The RPS is a legislated mandate requiring a certain percentage of a state’s electricity “portfolio” come from renewable energy (typically referring to wind and solar) by predetermined dates. Most states’ standards are 15% by 2015, and 20% by 2020. Maine is the most aggressive with a goal of 40% by 2017. In his State of the Union Address, President Obama announced that he’d like to see 80% clean energy by 2035.
Renewable energy is known to be more expensive for the consumer than electricity generated from traditional sources—even with subsidies of about $24 per megawatt hour (based on data from the Energy Information Administration). During a hearing for the New Mexico state-wide cap and trade program in which I participated, the supporting attorney stated, “The reason for Renewable Portfolio Standards (RPS) is because renewables are more expensive. No one would choose them if it wasn’t required.”
Regardless of high cost and intermittent availability, renewable energy is touted as the savior. Environmental groups lobby legislators to push for mandates—or higher mandates when the states have already voted in the RPS. But, from what is renewable energy “saving” us?
Two Falsehoods: Oil Security and Climate Alarmism
The need for renewables is based on two falsehoods.
The first is that “we need to get off of oil”—as a woman boldly stated at a dinner party once she found out what I do. Well, very little electricity–something like one percent–comes from oil. Oil is a transportation issue, not a wind or solar power issue.
Second, U.S. dependence on oil from regimes that hate America is not a reason to stop using oil but to 1) produce more domestically and 2) move toward freedom, democracy, and capitalism.
Regarding the first point, we have plenty of oil here; there is no shortage. Access shortage, yes. Oil shortage, no. (Plus, electricity does not generally come from oil.)
Regarding the second point, recent developments in the Middle East are encouraging and might eventually lead to the ultimate reform for energy sustainability: subsoil privatization.
The second falsehood lie is that we must use “clean” energy—meaning that which does not produce CO2. This premise is based on the theory that CO2 causes global warming, global warming is human-caused, and stopping CO2 emissions will save the planet.
Federal Issue Too
The RPS is not just a state issue.
Based on these fallacies the federal government is also attempting to mandate more expensive energy. Senator Bingaman, Chairman of the Senate Energy and Natural Resources Committee, has repeatedly advocated a national RPS of 15% called a Renewable Electricity Standard. (All of this, while support for climate change legislation and/or regulation is waning. Many states have bills that will reverse, reduce or modify their RPS. Promise of a potential RPS repeal was part of Ohio Governor Kasich’s successful campaign. New Hampshire should be the first state to pull out of their participation in the Regional Greenhouse Gas Initiative.)

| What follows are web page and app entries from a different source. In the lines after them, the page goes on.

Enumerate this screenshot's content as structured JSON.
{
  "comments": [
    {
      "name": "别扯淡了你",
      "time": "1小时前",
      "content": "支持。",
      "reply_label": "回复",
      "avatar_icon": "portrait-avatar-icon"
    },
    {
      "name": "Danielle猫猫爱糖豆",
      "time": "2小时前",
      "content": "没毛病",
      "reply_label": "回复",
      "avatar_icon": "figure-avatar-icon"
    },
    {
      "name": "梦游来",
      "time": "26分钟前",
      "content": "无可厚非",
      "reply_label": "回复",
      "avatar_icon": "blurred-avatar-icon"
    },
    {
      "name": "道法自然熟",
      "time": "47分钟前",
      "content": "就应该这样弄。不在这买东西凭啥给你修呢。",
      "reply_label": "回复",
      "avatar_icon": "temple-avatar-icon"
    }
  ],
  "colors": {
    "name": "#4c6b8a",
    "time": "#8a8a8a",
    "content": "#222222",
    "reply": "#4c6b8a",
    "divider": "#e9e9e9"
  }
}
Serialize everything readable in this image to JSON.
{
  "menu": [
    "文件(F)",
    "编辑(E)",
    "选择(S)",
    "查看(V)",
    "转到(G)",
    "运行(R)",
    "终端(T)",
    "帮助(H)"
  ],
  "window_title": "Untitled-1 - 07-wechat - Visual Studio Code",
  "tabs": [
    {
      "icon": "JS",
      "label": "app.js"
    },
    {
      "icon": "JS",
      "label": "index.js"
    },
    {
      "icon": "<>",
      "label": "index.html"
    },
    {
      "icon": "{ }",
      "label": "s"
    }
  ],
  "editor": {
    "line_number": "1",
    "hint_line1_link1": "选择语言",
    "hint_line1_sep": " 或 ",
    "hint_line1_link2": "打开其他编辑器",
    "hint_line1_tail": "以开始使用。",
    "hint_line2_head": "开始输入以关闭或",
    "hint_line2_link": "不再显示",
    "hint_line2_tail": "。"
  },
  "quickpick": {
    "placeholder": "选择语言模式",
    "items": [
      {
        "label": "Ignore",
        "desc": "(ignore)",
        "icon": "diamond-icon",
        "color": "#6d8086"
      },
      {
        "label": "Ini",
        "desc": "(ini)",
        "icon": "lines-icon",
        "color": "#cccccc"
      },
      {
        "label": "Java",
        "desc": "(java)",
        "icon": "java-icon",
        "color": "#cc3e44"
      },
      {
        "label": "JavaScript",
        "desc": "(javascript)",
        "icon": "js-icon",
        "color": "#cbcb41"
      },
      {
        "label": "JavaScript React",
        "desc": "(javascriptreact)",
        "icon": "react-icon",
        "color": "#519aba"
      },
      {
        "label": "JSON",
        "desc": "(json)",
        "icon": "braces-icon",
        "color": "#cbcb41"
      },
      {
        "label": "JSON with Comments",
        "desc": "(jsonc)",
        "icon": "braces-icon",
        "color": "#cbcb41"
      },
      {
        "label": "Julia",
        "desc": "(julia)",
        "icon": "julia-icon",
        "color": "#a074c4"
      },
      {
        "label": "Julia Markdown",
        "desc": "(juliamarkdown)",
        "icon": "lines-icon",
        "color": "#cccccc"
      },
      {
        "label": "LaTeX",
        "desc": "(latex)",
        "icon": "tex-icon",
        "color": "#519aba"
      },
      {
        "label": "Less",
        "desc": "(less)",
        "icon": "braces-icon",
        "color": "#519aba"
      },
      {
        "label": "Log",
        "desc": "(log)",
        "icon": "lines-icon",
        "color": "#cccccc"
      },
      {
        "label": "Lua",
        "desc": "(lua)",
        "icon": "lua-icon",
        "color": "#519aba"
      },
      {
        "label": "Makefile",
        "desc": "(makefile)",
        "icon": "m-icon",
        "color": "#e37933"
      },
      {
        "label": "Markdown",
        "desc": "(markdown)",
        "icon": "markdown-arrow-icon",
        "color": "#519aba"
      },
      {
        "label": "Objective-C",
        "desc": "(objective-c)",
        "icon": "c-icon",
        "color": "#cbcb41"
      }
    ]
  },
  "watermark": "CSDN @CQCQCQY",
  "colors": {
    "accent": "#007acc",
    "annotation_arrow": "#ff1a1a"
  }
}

Regardless of whether state or federal, a new study reveals that these mandated renewable energy requirements will deliver a “devastating blow” to the economy. The American Traditions Institute has analyzed the potential for a national standard at various percentages and the existing RPS from several states. Though the exact numbers differ, the results were the same. Energy prices will increase for both individual citizens and industry. Jobs will be lost and household expenses will climb.
At a time when cities and states are facing record budget shortfalls, the RPS will also inflate their costs. A “2010 Report Card on Renewable Portfolio Standards by State,” done by solar power advocates, reveals that the cents per kilowatt-hour are generally higher with states with an RPS—and this is before they meet goals as high as 40% renewable energy. Local governments pay for the lights, heating and cooling, elevators, and computers in government buildings.
Energy use and America’s Economy go hand-in-hand—meaning any effort to reduce energy availability or increase costs serves to kill a recovery that is barely clinging to life.
Renewable energy is not a per se bad. Off-grid solar, for example, has a niche in the marketplace (off-grid wind does not have this niche, except down on the farm for simple uses). But mandates that unnecessary raise energy costs and compromise reliability (wind and solar are intermittent, not firm or dispatchable resources, is an anti-energy and anti-industrial policy that negatively pressures the American economy at a most inopportune time. This silent killer needs to be exposed.